Touchstone hadn't planned on releasing the film until February 5th, especially in light of the heavy holiday release schedule, but when they saw the finished product, they rushed it into limited release for one week in December to qualify for Academy Award consideration, specifically Bill Murray for Best Actor in a Supporting Role.
In the geometry class, about which Max dreams, during the school chapel/assembly, he solves a problem on the board. This problem is to derive the area of an ellipse by integrating its equation. Not a high school problem, but definitely not the hardest geometry problem in the world.
The song featured while the two main characters are sabotaging each other is a live performance from The Who called "A Quick One While He's Away". This was taken from "The Rolling Stones Rock And Roll Circus" show from 1968.
Film debut of Alexis Bledel who can be seen sitting on the right in the Grover Cleveland classroom just before Max (Jason Schwartzman) makes his speech; she can also be seen in the audience of "Heaven and Hell". Furthermore, one of the names on Max's petition to save Latin is "Alex Bledel."
The scene in which Max buys dynamite, including charging the purchase to an Arizona company, is almost exactly as it was done at the beginning of Heat (1995), when Val Kilmer's character does the same.
The first film collaboration between Bill Murray and co-Writer and Director Wes Anderson. They worked on many more films (Moonrise Kingdom (2012), The Grand Budapest Hotel (2014), The Life Aquatic with Steve Zissou (2004), et cetera).
Max's green corduroy suit is similar to the one worn by Woody Allen at the end of Bananas (1971). In the film, Allen trains with a rebel group, led by a man named Esposito. Esposito is a character in Max's play "Heaven and Hell".
The quote on Max's mother's headstone, "The paths of glory lead but to the grave" is from the Thomas Gray poem "Elegy Written in a Country Churchyard" (line 36) This same quote was the second clue to the treasure in the Disney film Candleshoe (1977) starring Jodie Foster and Helen Hayes. Touchstone Pictures is a division of Walt Disney Pictures.
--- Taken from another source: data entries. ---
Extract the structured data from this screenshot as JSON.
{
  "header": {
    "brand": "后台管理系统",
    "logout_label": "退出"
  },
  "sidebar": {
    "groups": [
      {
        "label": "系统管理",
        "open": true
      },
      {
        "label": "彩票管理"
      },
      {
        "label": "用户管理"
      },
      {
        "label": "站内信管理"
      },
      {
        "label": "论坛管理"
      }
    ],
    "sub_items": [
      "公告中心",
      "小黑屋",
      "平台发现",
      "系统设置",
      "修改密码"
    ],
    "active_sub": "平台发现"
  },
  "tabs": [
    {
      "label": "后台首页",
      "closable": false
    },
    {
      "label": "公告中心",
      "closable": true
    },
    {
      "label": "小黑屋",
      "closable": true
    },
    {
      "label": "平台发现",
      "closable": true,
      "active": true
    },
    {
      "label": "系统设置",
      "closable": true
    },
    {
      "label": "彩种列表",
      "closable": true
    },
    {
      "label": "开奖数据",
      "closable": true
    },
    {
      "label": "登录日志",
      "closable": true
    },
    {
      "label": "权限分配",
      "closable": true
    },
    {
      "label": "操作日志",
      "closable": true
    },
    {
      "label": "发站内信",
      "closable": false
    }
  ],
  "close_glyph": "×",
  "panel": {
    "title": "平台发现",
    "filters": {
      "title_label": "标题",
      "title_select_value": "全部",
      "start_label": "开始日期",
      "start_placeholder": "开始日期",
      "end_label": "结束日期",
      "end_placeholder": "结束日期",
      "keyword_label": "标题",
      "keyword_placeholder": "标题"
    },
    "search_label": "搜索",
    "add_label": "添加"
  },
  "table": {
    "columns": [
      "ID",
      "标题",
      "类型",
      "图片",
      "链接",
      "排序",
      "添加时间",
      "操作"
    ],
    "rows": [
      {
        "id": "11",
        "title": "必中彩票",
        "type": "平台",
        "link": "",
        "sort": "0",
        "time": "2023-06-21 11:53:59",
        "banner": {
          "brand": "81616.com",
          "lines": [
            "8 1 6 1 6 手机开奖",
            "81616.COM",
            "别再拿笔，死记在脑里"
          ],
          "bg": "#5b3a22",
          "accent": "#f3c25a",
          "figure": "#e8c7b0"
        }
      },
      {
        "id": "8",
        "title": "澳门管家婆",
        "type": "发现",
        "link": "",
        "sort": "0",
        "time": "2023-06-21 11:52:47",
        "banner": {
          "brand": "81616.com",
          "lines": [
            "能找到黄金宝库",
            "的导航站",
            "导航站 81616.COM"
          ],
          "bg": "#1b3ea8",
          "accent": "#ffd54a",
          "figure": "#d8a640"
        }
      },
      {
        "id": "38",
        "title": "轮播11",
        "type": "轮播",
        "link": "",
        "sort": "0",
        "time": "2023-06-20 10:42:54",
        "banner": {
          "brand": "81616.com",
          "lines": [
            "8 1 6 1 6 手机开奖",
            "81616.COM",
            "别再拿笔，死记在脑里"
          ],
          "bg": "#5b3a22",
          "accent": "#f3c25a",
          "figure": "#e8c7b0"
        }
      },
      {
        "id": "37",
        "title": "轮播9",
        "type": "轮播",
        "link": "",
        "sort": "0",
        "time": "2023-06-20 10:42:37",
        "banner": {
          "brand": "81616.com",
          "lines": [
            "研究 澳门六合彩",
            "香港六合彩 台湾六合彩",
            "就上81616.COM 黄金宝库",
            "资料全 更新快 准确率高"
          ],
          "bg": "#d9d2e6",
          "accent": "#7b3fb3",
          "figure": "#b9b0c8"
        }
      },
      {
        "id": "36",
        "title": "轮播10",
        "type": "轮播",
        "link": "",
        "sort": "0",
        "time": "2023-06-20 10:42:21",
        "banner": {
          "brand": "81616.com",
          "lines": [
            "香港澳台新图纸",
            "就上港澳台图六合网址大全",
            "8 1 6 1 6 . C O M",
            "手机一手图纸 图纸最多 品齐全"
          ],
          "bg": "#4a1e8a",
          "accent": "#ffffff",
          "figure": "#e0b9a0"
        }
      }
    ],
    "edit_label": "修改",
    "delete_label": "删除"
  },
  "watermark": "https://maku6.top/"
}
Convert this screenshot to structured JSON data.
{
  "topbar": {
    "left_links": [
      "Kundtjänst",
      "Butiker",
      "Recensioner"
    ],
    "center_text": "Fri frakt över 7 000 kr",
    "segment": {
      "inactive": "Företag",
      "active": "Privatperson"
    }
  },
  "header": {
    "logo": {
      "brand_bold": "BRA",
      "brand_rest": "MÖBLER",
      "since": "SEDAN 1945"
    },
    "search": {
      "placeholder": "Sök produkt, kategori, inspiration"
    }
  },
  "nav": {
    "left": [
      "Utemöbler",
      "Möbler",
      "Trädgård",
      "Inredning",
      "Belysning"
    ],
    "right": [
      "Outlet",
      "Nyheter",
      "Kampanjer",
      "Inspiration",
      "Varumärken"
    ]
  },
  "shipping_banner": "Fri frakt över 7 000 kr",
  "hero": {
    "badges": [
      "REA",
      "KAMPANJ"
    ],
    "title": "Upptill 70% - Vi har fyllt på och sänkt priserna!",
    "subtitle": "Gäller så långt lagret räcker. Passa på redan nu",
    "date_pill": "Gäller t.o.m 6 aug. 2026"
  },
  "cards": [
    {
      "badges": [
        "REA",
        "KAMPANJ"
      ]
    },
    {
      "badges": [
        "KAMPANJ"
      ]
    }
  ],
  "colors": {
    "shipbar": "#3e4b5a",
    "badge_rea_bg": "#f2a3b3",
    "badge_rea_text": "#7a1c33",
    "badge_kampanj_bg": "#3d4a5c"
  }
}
In the film, Max checks out a book by Jacques-Yves Cousteau, which is what leads him to finding Miss Cross. Jacques-Yves Cousteau is also the main inspiration for the character of Steve Zissou in The Life Aquatic with Steve Zissou (2004), also co-written and directed by Wes Anderson.
Wes Anderson: The first voice that appears in the film and tries to solve the problem to the equation in Max's dream scene. Anderson can also be seen at the part after the play sitting in the background behind Max.